Element data from apps and pages

<<<<

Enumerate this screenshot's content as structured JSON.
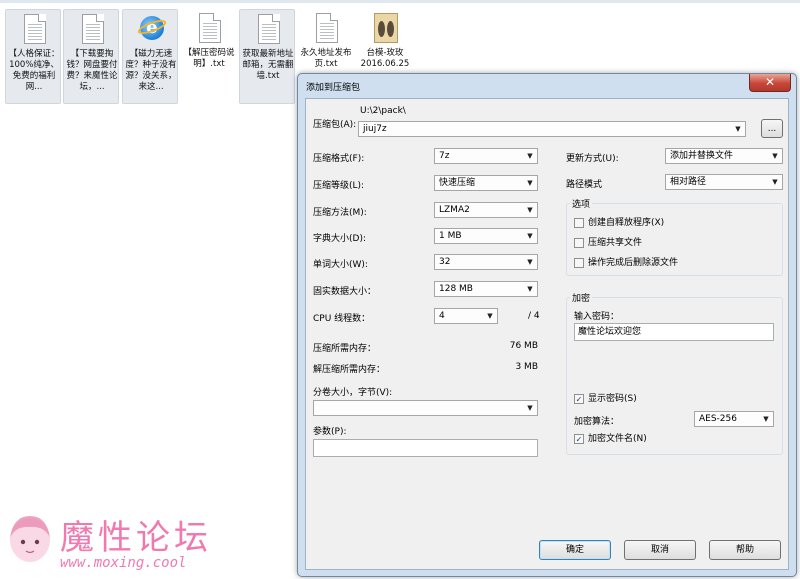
{
  "desktop": {
    "files": [
      {
        "name": "【人格保证：100%纯净、免费的福利网...",
        "type": "txt",
        "selected": true
      },
      {
        "name": "【下载要掏钱？网盘要付费？来魔性论坛，...",
        "type": "txt",
        "selected": true
      },
      {
        "name": "【磁力无速度？种子没有源？没关系，来这...",
        "type": "ie",
        "selected": true
      },
      {
        "name": "【解压密码说明】.txt",
        "type": "txt",
        "selected": false
      },
      {
        "name": "获取最新地址邮箱，无需翻墙.txt",
        "type": "txt",
        "selected": true
      },
      {
        "name": "永久地址发布页.txt",
        "type": "txt",
        "selected": false
      },
      {
        "name": "台模-玫玫2016.06.25",
        "type": "folder",
        "selected": false
      }
    ]
  },
  "dialog": {
    "title": "添加到压缩包",
    "close": "✕",
    "archive_label": "压缩包(A):",
    "archive_path": "U:\\2\\pack\\",
    "archive_name": "jiuj7z",
    "browse": "...",
    "format_label": "压缩格式(F):",
    "format_value": "7z",
    "level_label": "压缩等级(L):",
    "level_value": "快速压缩",
    "method_label": "压缩方法(M):",
    "method_value": "LZMA2",
    "dict_label": "字典大小(D):",
    "dict_value": "1 MB",
    "word_label": "单词大小(W):",
    "word_value": "32",
    "solid_label": "固实数据大小：",
    "solid_value": "128 MB",
    "cpu_label": "CPU 线程数：",
    "cpu_value": "4",
    "cpu_total": "/ 4",
    "mem_comp_label": "压缩所需内存：",
    "mem_comp_value": "76 MB",
    "mem_decomp_label": "解压缩所需内存：",
    "mem_decomp_value": "3 MB",
    "split_label": "分卷大小，字节(V):",
    "split_value": "",
    "params_label": "参数(P):",
    "params_value": "",
    "update_label": "更新方式(U):",
    "update_value": "添加并替换文件",
    "path_label": "路径模式",
    "path_value": "相对路径",
    "options_title": "选项",
    "opt_sfx": "创建自释放程序(X)",
    "opt_shared": "压缩共享文件",
    "opt_delete": "操作完成后删除源文件",
    "enc_title": "加密",
    "pwd_label": "输入密码：",
    "pwd_value": "魔性论坛欢迎您",
    "show_pwd": "显示密码(S)",
    "enc_method_label": "加密算法：",
    "enc_method_value": "AES-256",
    "enc_names": "加密文件名(N)",
    "ok": "确定",
    "cancel": "取消",
    "help": "帮助",
    "checked": "✓"
  },
  "watermark": {
    "text": "魔性论坛",
    "url": "www.moxing.cool"
  }
}
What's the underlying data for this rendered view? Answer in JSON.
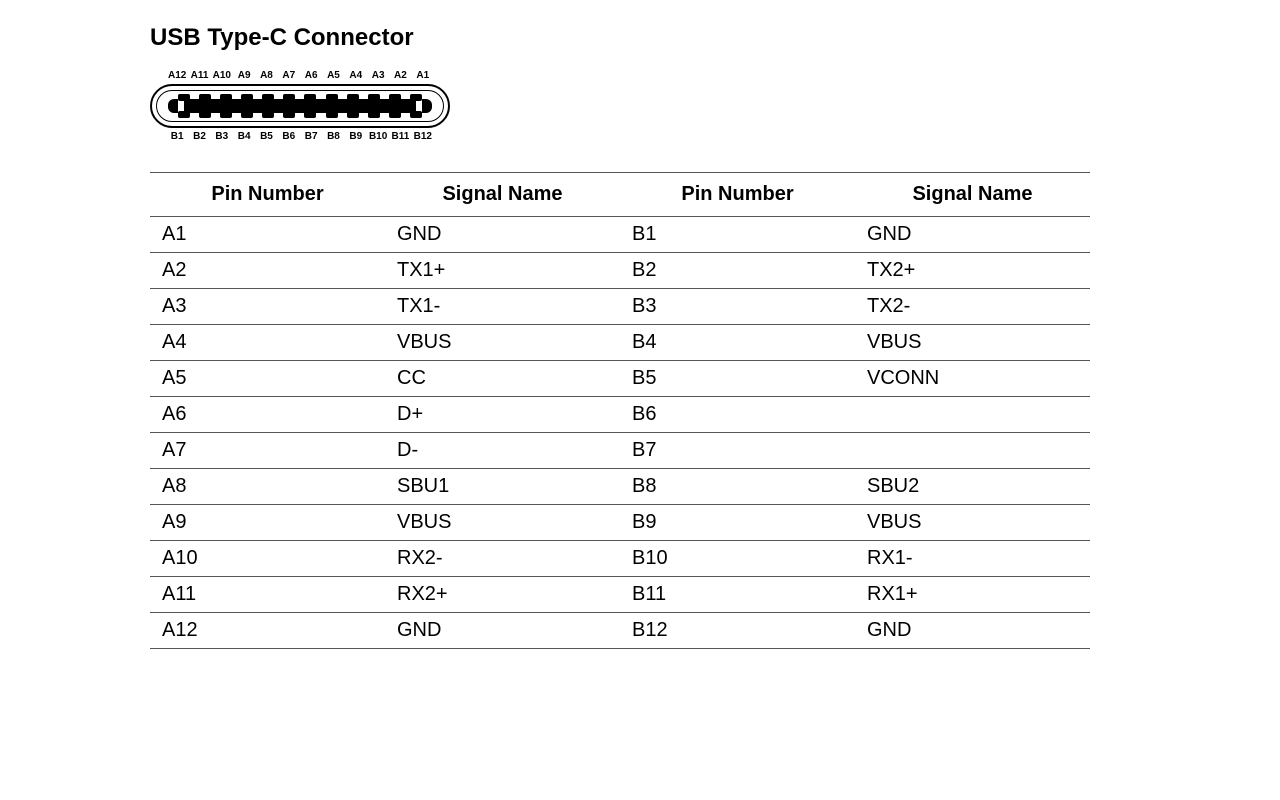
{
  "title": "USB Type-C Connector",
  "connector": {
    "top_pins": [
      "A12",
      "A11",
      "A10",
      "A9",
      "A8",
      "A7",
      "A6",
      "A5",
      "A4",
      "A3",
      "A2",
      "A1"
    ],
    "bottom_pins": [
      "B1",
      "B2",
      "B3",
      "B4",
      "B5",
      "B6",
      "B7",
      "B8",
      "B9",
      "B10",
      "B11",
      "B12"
    ]
  },
  "table": {
    "headers": [
      "Pin Number",
      "Signal Name",
      "Pin Number",
      "Signal Name"
    ],
    "rows": [
      {
        "a_pin": "A1",
        "a_sig": "GND",
        "b_pin": "B1",
        "b_sig": "GND"
      },
      {
        "a_pin": "A2",
        "a_sig": "TX1+",
        "b_pin": "B2",
        "b_sig": "TX2+"
      },
      {
        "a_pin": "A3",
        "a_sig": "TX1-",
        "b_pin": "B3",
        "b_sig": "TX2-"
      },
      {
        "a_pin": "A4",
        "a_sig": "VBUS",
        "b_pin": "B4",
        "b_sig": "VBUS"
      },
      {
        "a_pin": "A5",
        "a_sig": "CC",
        "b_pin": "B5",
        "b_sig": "VCONN"
      },
      {
        "a_pin": "A6",
        "a_sig": "D+",
        "b_pin": "B6",
        "b_sig": ""
      },
      {
        "a_pin": "A7",
        "a_sig": "D-",
        "b_pin": "B7",
        "b_sig": ""
      },
      {
        "a_pin": "A8",
        "a_sig": "SBU1",
        "b_pin": "B8",
        "b_sig": "SBU2"
      },
      {
        "a_pin": "A9",
        "a_sig": "VBUS",
        "b_pin": "B9",
        "b_sig": "VBUS"
      },
      {
        "a_pin": "A10",
        "a_sig": "RX2-",
        "b_pin": "B10",
        "b_sig": "RX1-"
      },
      {
        "a_pin": "A11",
        "a_sig": "RX2+",
        "b_pin": "B11",
        "b_sig": "RX1+"
      },
      {
        "a_pin": "A12",
        "a_sig": "GND",
        "b_pin": "B12",
        "b_sig": "GND"
      }
    ]
  }
}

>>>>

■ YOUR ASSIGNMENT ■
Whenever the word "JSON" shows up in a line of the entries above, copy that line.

■ SOLUTION TO THIS TASK ■
Enumerate this screenshot's content as structured JSON.
What's the underlying data for this rendered view? Answer in JSON.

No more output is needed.